_WHAT IS EXPECTED:_
Copy out the records precisely, omitting pictures.

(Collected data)

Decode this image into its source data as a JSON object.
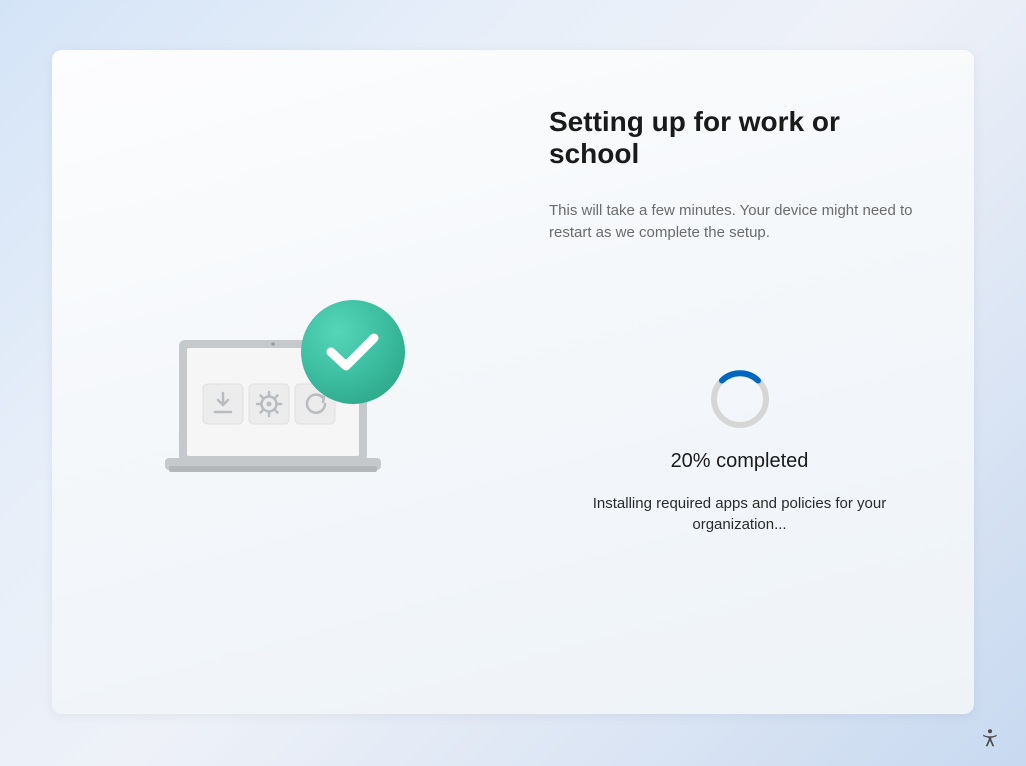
{
  "header": {
    "title": "Setting up for work or school",
    "subtitle": "This will take a few minutes. Your device might need to restart as we complete the setup."
  },
  "progress": {
    "percent": 20,
    "label": "20% completed",
    "status": "Installing required apps and policies for your organization..."
  },
  "colors": {
    "accent_blue": "#0067c0",
    "checkmark_green": "#3dbea0"
  },
  "illustration": {
    "name": "laptop-setup-success",
    "icons": [
      "download",
      "gear",
      "refresh",
      "checkmark-badge"
    ]
  },
  "accessibility": {
    "label": "Accessibility"
  }
}
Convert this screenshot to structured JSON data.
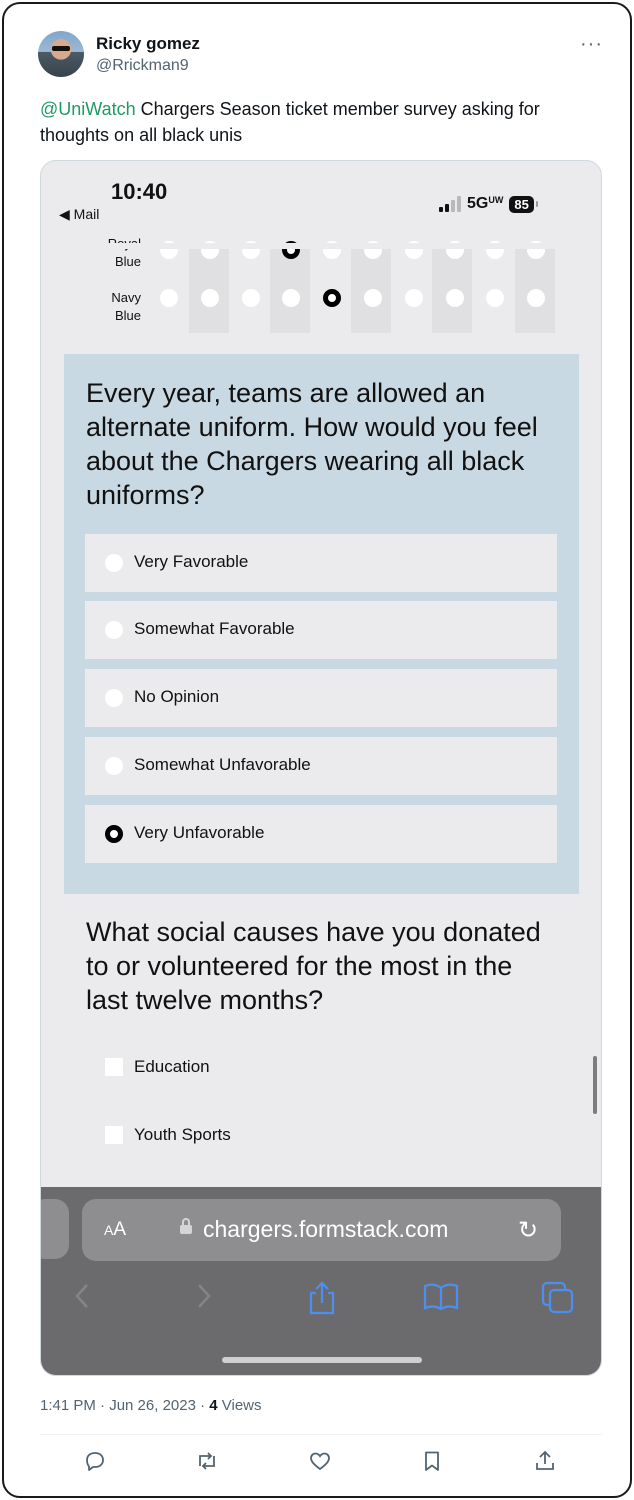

_OUTPUT OF THE TASK:_
Decode this image into its source data as a JSON object.
{
  "header": {
    "title": "Setting up for work or school",
    "subtitle": "This will take a few minutes. Your device might need to restart as we complete the setup."
  },
  "progress": {
    "percent": 20,
    "label": "20% completed",
    "status": "Installing required apps and policies for your organization..."
  },
  "colors": {
    "accent_blue": "#0067c0",
    "checkmark_green": "#3dbea0"
  },
  "illustration": {
    "name": "laptop-setup-success",
    "icons": [
      "download",
      "gear",
      "refresh",
      "checkmark-badge"
    ]
  },
  "accessibility": {
    "label": "Accessibility"
  }
}
Convert this screenshot to structured JSON data.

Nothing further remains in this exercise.